|RCF1 TSUGI JULY/AUGUST 2016|
Tsugi magazine July 2016
"RCF1’s first graffiti pieces appeared during the eighties along Parisian suburban railroad tracks. This child of the sixties chose spray paint as his tool of choice to write his name in the most stylized manner on every city wall. Art galleries now display his artwork and he is often commissioned to paint giant murals in wich the impact of music is clearly present. Soul deejay in his spare time, he explains his artistic path and connection with music.
I was born a tad late to actually live through the Punk explosion although its influence on me has been quite strong. Graffiti art came to me through an article in a magazine about Futura 2000 painting live on stage for The Clash. At that time I was studying art but couldn't see an artistic movement that matched my generation other than comics. The Beatles had Peter Blake for Sergeant Pepper, Punk had Jamie Reid... Spray Paint appeared like the iconic tool for our generation's aesthetics. Spray painting on trains anonymously at night, like an underground movement, was of course a massive part of the excitement.
As a reference to this period I chose a ‘Clash’ line for nom de plume, RCF1 stands for Rudie Can't Fail. It also refers to the Rude Boy scene I was into, bands like The Specials, record labels like Trojan as well as Soul music. I was a Mod. I also used stencils to spray scooters but that tool wouldn't allow me to cover large surfaces as I wanted.
Not being a talented musician myself, Graffiti Art allowed me to feel part of a scene. I've done live painting for a lot of different music festivals since the 90's. During summer of '92, Mick Jones came to say hello while I was painting in a festival in Switzerland. I also worked for a few bands including Mano Negra.
|RCF1 Cartier Foundation Paris 2009|
Although people usually associate Graffiti Art with Hip Hop I reckon I've stayed aside of it. Rhythm'n'Blues and Northern Soul were more appealing to me for the exclusive side of secret playlists and rare vinyl 45's. I was commissioned to create flyers for Reggae Sound Systems but I left the scene after the arrival of Ragamuffin which was too violent in Paris. Many of my friends were going to rave parties then Techno but I preferred the Indie and Britpop bands for their 60's influences.
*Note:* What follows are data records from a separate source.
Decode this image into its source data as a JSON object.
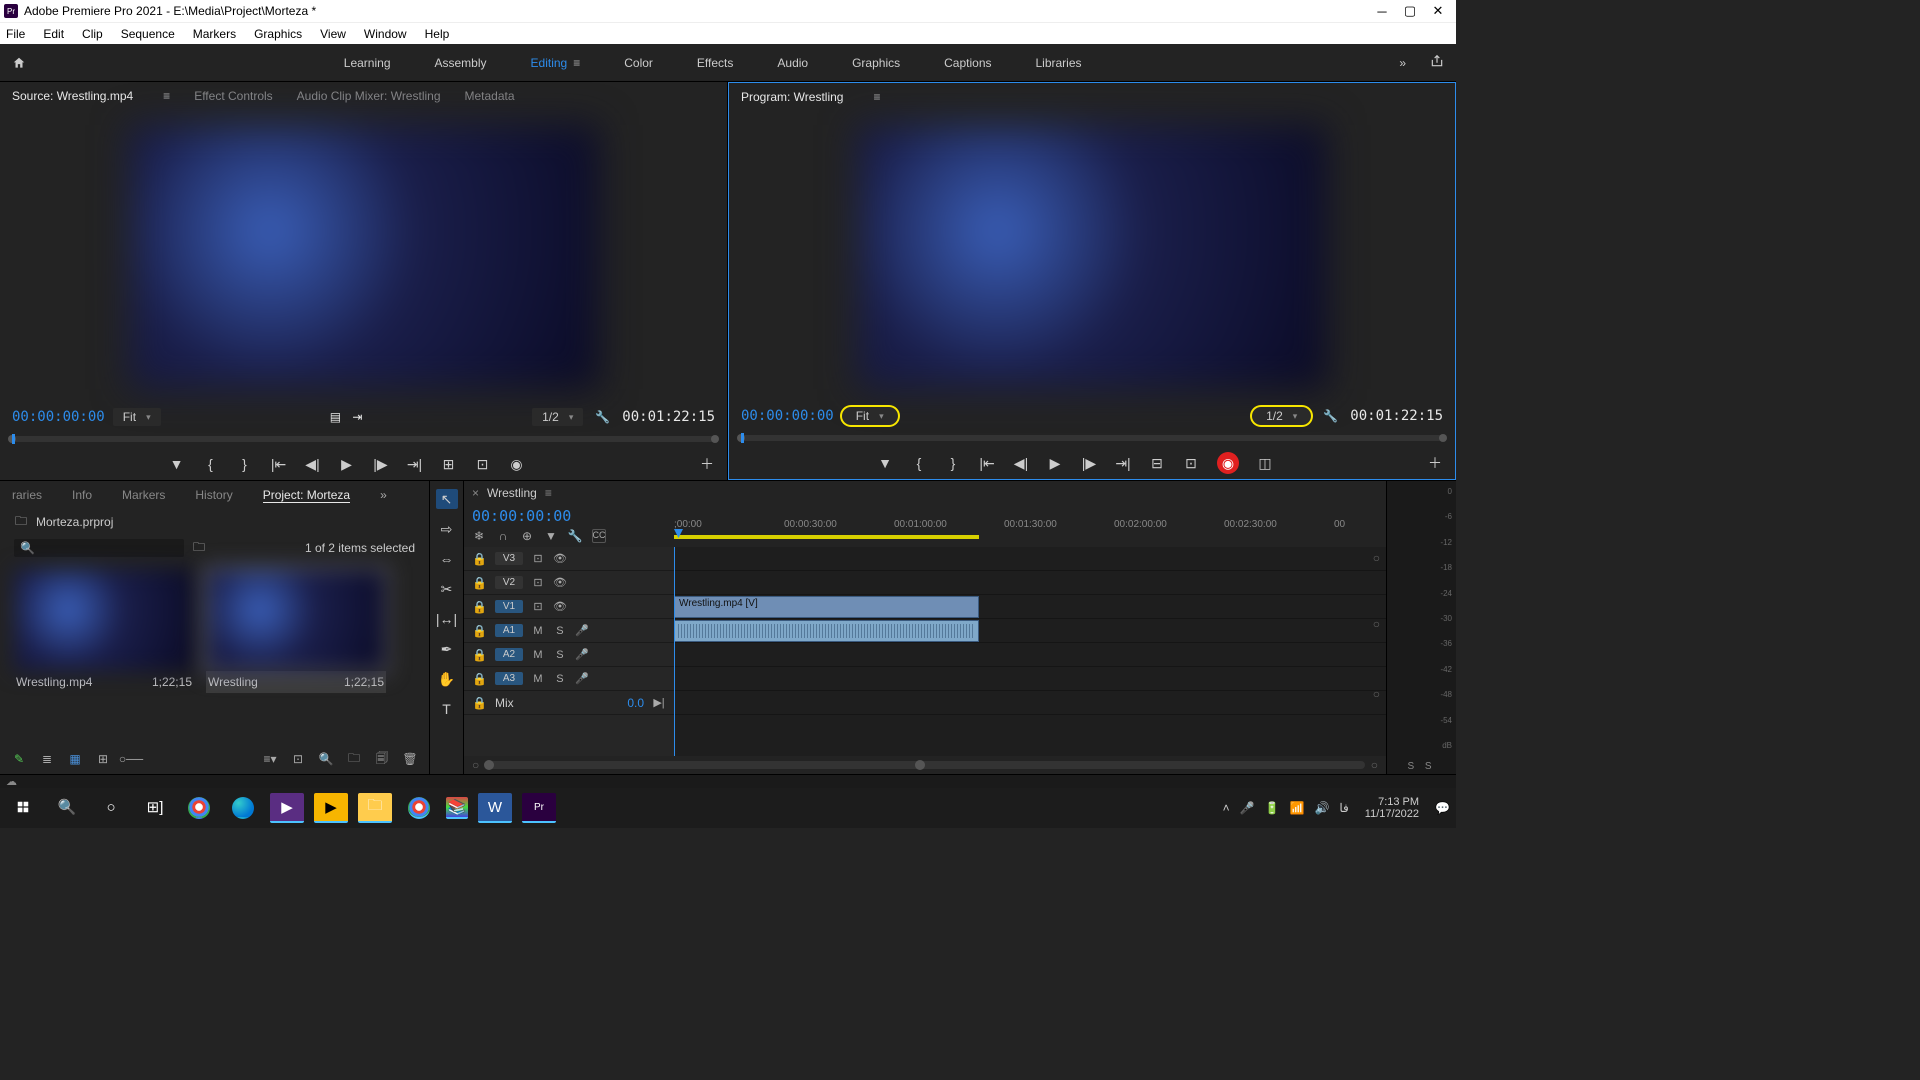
{
  "title": "Adobe Premiere Pro 2021 - E:\\Media\\Project\\Morteza *",
  "menus": [
    "File",
    "Edit",
    "Clip",
    "Sequence",
    "Markers",
    "Graphics",
    "View",
    "Window",
    "Help"
  ],
  "workspaces": [
    "Learning",
    "Assembly",
    "Editing",
    "Color",
    "Effects",
    "Audio",
    "Graphics",
    "Captions",
    "Libraries"
  ],
  "workspace_active": "Editing",
  "source": {
    "tabs": [
      "Source: Wrestling.mp4",
      "Effect Controls",
      "Audio Clip Mixer: Wrestling",
      "Metadata"
    ],
    "tc_in": "00:00:00:00",
    "fit": "Fit",
    "res": "1/2",
    "tc_out": "00:01:22:15"
  },
  "program": {
    "title": "Program: Wrestling",
    "tc_in": "00:00:00:00",
    "fit": "Fit",
    "res": "1/2",
    "tc_out": "00:01:22:15"
  },
  "project": {
    "tabs_left": [
      "raries",
      "Info",
      "Markers",
      "History"
    ],
    "tab_active": "Project: Morteza",
    "file": "Morteza.prproj",
    "selection": "1 of 2 items selected",
    "bins": [
      {
        "name": "Wrestling.mp4",
        "dur": "1;22;15"
      },
      {
        "name": "Wrestling",
        "dur": "1;22;15"
      }
    ]
  },
  "timeline": {
    "seq": "Wrestling",
    "tc": "00:00:00:00",
    "ticks": [
      ";00:00",
      "00:00:30:00",
      "00:01:00:00",
      "00:01:30:00",
      "00:02:00:00",
      "00:02:30:00",
      "00"
    ],
    "tracks_v": [
      "V3",
      "V2",
      "V1"
    ],
    "tracks_a": [
      "A1",
      "A2",
      "A3"
    ],
    "mix": "Mix",
    "mix_val": "0.0",
    "clip_v": "Wrestling.mp4 [V]"
  },
  "meter_scale": [
    "0",
    "-6",
    "-12",
    "-18",
    "-24",
    "-30",
    "-36",
    "-42",
    "-48",
    "-54",
    "dB"
  ],
  "tray": {
    "lang": "فا",
    "time": "7:13 PM",
    "date": "11/17/2022"
  }
}
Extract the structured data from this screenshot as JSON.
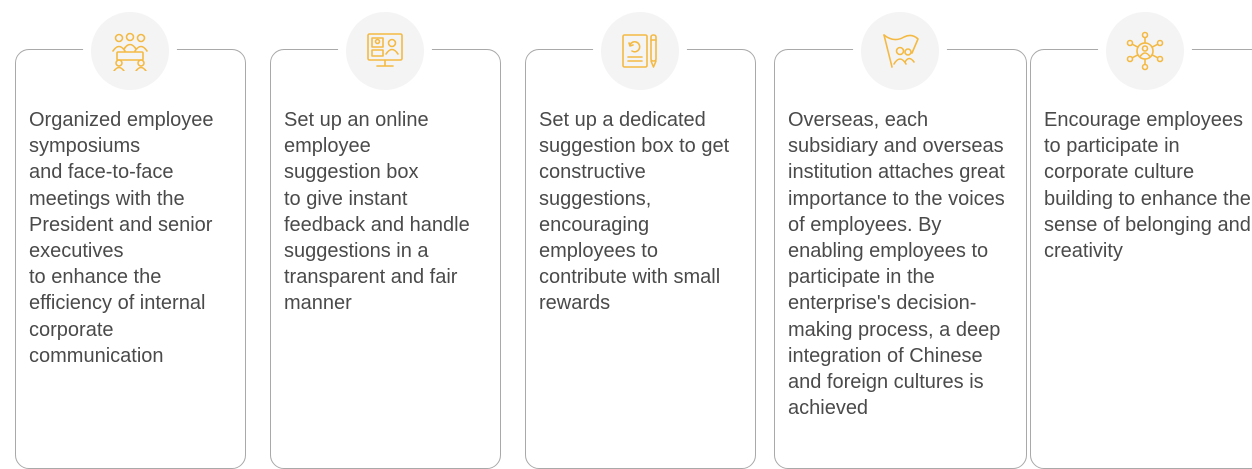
{
  "accent_color": "#f4b942",
  "cards": [
    {
      "icon": "meeting-icon",
      "text": "Organized employee symposiums\nand face-to-face meetings with the President and senior executives\nto enhance the efficiency of internal corporate communication"
    },
    {
      "icon": "online-suggestion-icon",
      "text": "Set up an online employee\nsuggestion box\nto give instant feedback and handle suggestions in a transparent and fair manner"
    },
    {
      "icon": "suggestion-box-icon",
      "text": "Set up a dedicated suggestion box to get constructive suggestions, encouraging employees to contribute with small rewards"
    },
    {
      "icon": "flag-people-icon",
      "text": "Overseas, each subsidiary and overseas institution attaches great importance to the voices of employees. By enabling employees to participate in the enterprise's decision-making process, a deep integration of Chinese and foreign cultures is achieved"
    },
    {
      "icon": "network-people-icon",
      "text": "Encourage employees to participate in corporate culture building to enhance their sense of belonging and creativity"
    }
  ]
}
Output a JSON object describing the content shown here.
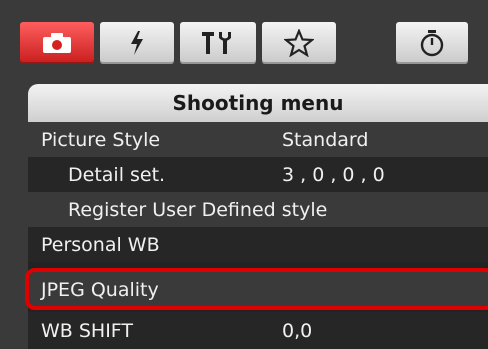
{
  "tabs": [
    {
      "icon": "camera-icon",
      "active": true
    },
    {
      "icon": "flash-icon",
      "active": false
    },
    {
      "icon": "tools-icon",
      "active": false
    },
    {
      "icon": "star-icon",
      "active": false
    },
    {
      "icon": "timer-icon",
      "active": false
    }
  ],
  "menu": {
    "title": "Shooting menu",
    "rows": [
      {
        "label": "Picture Style",
        "value": "Standard"
      },
      {
        "label": "Detail set.",
        "value": "3 , 0 , 0 , 0"
      },
      {
        "label": "Register User Defined style",
        "value": ""
      },
      {
        "label": "Personal WB",
        "value": ""
      },
      {
        "label": "JPEG Quality",
        "value": ""
      },
      {
        "label": "WB SHIFT",
        "value": "0,0"
      }
    ]
  },
  "colors": {
    "active_tab": "#e02a2a",
    "highlight": "#e00000",
    "panel_bg": "#232323"
  }
}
Later I named my Dj residence Adored after the Stone Roses.
People knew the P2B crew to be nothing close to Hip Hop. Although New York classic graffiti style was our favourite we wanted to do it our way using our own references. None of us ever painted B-Boys, Pitbulls or Bling. SHUN did Oi! Oi! Oi! wholecars on train, HONET was into Skinheads and POCH is known for Punk bands. The year 2000 saw the first ever Street Art exhibition where we appeared alongside Space Invader, ZEVS and André. The term Street Art then was all new, looking back it's quite funny to see how this has now turned into mainstream commercial stuff.
Although there is a connection, my artwork is different from what I've painted in the streets. To me Graffiti is a practice, close to nihilism and there's no sense in projecting it on a canvas. My last show was about the Mod culture influence, it showed painted photo prints of the subculture's icons such as Lambrettas, roundels and parkas. A wall displayed paintings of my favourite 45's. Adam Gibbons (Lack Of Afro) played an amazing Dj set for the opening and also Dean Chalkley from Black Cat Club with whom I sometimes deejay played in the gallery. The next show will exhibit artwork about dancers and club scenes as an answer to November the 13th terrorist attacks in Paris, which personally affected me."
In 10 songs:
Dexy's Midnight Runners: Dance Stance
Soundtrack for a teenager on a 50cc Vespa trying to find his personality.
Bo Diddley: Bring it to Jerôme
I once tried to play maracas.
Milton Wright: Keep it up
Bad taste gone good is funky.
The Kinks: See my friends
The day Rock music became adult.
The Beatles : Helter Skelter
The Intrigues: Girl, let's stay together
The magic of Soul music.
The Iketts: The Camel walk
To me Ike Turner at his best.
Robert Parker: Tip toe
He also wrote Happy Feet and Barefootin'. Foot fetish music.
Curtis Knight: How would you feel
Early Hendrix on conscious lyrics. Wow.
Betty Everett: You're no good
My parents were running a nightclub and my Mum used to listen to that song while pregnant with me. Must have left a trace somewhere.
|RCF1 / Jean Moderne Mod show Superette Gallery Paris 2015|